[Work item]
Only lines holding the word "Móviles" are wanted from the records; copy all of them.

Data records for software interfaces
○ ○ ○ ○ ○ ○ ○
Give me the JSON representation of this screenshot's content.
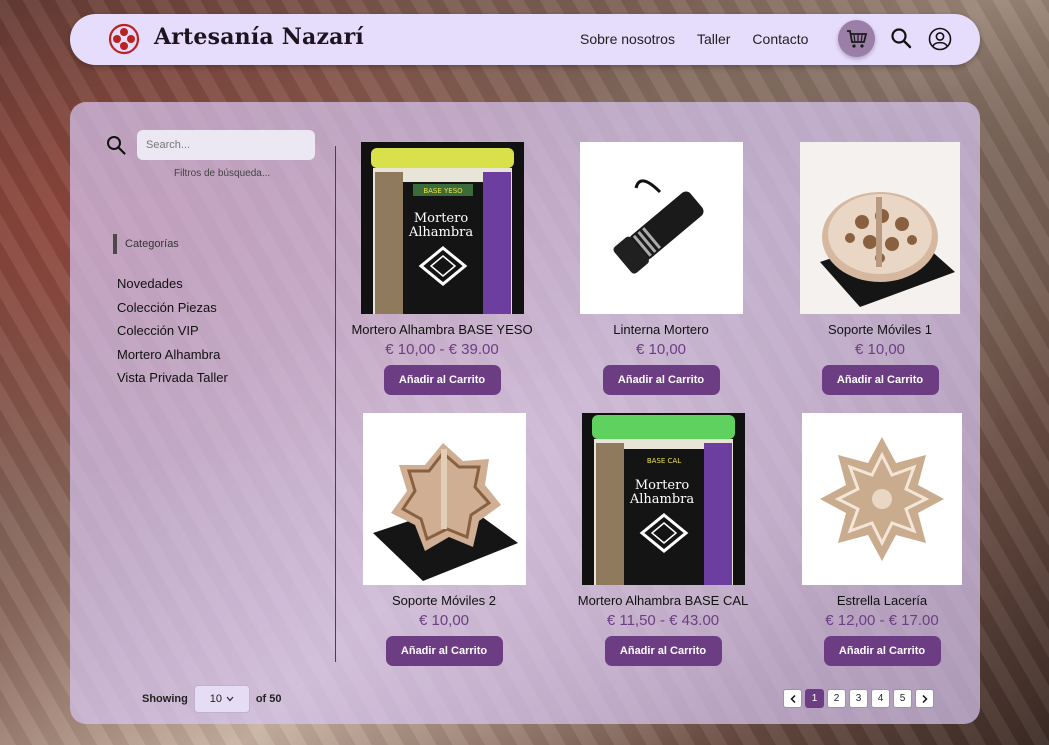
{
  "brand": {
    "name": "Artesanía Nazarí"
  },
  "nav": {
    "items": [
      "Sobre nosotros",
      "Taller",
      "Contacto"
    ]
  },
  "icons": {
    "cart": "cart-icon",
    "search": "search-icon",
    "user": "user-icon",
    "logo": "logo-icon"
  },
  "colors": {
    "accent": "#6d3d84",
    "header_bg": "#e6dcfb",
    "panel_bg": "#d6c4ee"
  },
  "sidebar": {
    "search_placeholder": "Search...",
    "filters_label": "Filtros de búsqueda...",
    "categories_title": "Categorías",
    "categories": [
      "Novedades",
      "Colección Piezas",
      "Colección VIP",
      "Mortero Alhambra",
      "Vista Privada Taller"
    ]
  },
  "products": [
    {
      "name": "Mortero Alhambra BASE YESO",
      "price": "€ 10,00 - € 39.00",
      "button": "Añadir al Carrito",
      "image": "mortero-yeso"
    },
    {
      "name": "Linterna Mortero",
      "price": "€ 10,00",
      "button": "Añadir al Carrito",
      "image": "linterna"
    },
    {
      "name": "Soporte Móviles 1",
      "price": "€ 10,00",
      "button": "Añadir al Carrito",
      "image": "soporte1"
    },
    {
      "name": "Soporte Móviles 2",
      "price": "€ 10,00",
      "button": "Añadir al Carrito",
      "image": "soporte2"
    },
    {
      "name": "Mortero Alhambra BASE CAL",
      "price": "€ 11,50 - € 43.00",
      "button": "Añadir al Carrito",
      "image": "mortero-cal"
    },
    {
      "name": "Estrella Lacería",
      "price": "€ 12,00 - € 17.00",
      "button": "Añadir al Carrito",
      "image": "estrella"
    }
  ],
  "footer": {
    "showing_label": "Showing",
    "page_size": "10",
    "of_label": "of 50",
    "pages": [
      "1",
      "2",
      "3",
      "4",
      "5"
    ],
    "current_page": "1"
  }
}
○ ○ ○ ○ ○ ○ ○
[Written answer]
      "name": "Soporte Móviles 1",
      "name": "Soporte Móviles 2",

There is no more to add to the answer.